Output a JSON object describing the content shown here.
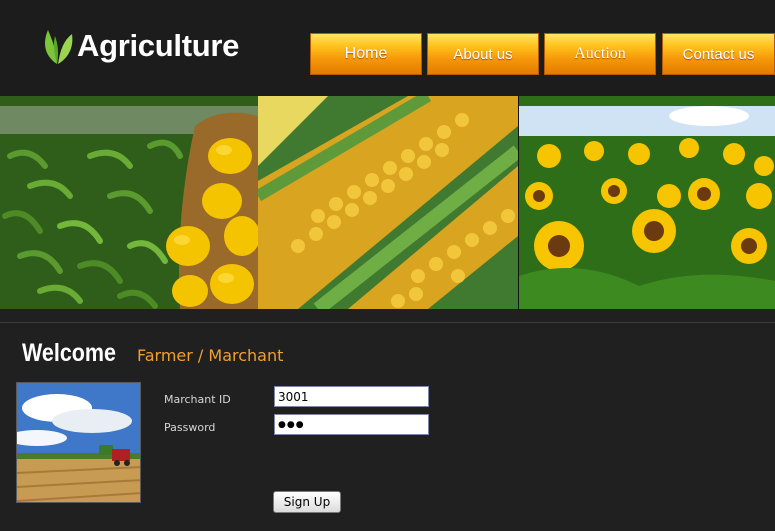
{
  "header": {
    "logo_text": "Agriculture",
    "logo_icon": "leaf-icon",
    "nav": [
      {
        "label": "Home"
      },
      {
        "label": "About us"
      },
      {
        "label": "Auction"
      },
      {
        "label": "Contact us"
      }
    ]
  },
  "banner": {
    "images": [
      "green-beans-and-peppers-photo",
      "corn-cobs-photo",
      "sunflower-field-photo"
    ]
  },
  "welcome": {
    "title": "Welcome",
    "subtitle": "Farmer / Marchant"
  },
  "form": {
    "merchant_label": "Marchant ID",
    "merchant_value": "3001",
    "password_label": "Password",
    "password_mask": "●●●",
    "signup_label": "Sign Up"
  },
  "colors": {
    "background": "#202020",
    "nav_orange": "#f6980a",
    "accent_text": "#f0a030",
    "logo_green": "#7cc43a"
  }
}
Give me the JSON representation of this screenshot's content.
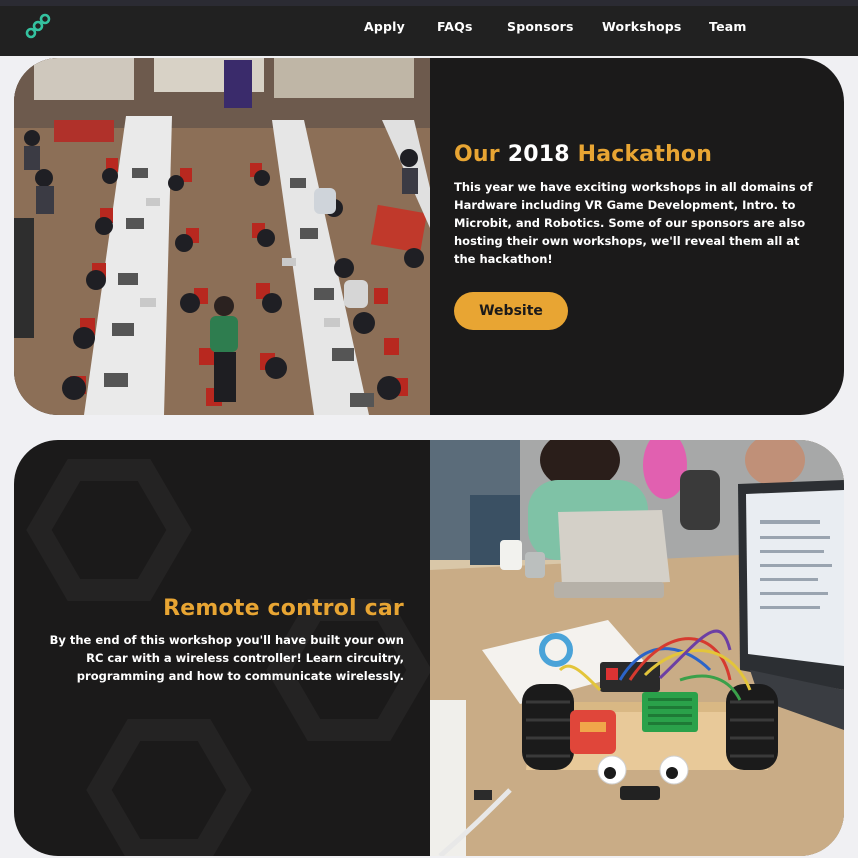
{
  "nav": {
    "logo_icon": "chain-link-logo-icon",
    "links": [
      "Apply",
      "FAQs",
      "Sponsors",
      "Workshops",
      "Team"
    ]
  },
  "hackathon_card": {
    "title_prefix": "Our",
    "title_year": "2018",
    "title_suffix": "Hackathon",
    "description": "This year we have exciting workshops in all domains of Hardware including VR Game Development, Intro. to Microbit, and Robotics. Some of our sponsors are also hosting their own workshops, we'll reveal them all at the hackathon!",
    "button_label": "Website",
    "photo": "hackathon-hall-photo"
  },
  "workshop_card": {
    "title": "Remote control car",
    "description": "By the end of this workshop you'll have built your own RC car with a wireless controller! Learn circuitry, programming and how to communicate wirelessly.",
    "photo": "rc-car-workshop-photo"
  },
  "colors": {
    "accent": "#e8a533",
    "nav_bg": "#212121",
    "card_bg": "#1b1a1a",
    "page_bg": "#f0f0f3",
    "logo": "#34c2a0"
  }
}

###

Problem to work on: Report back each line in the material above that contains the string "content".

Response box:
Output a JSON object describing the content shown here.
Give me the JSON representation of this screenshot's content.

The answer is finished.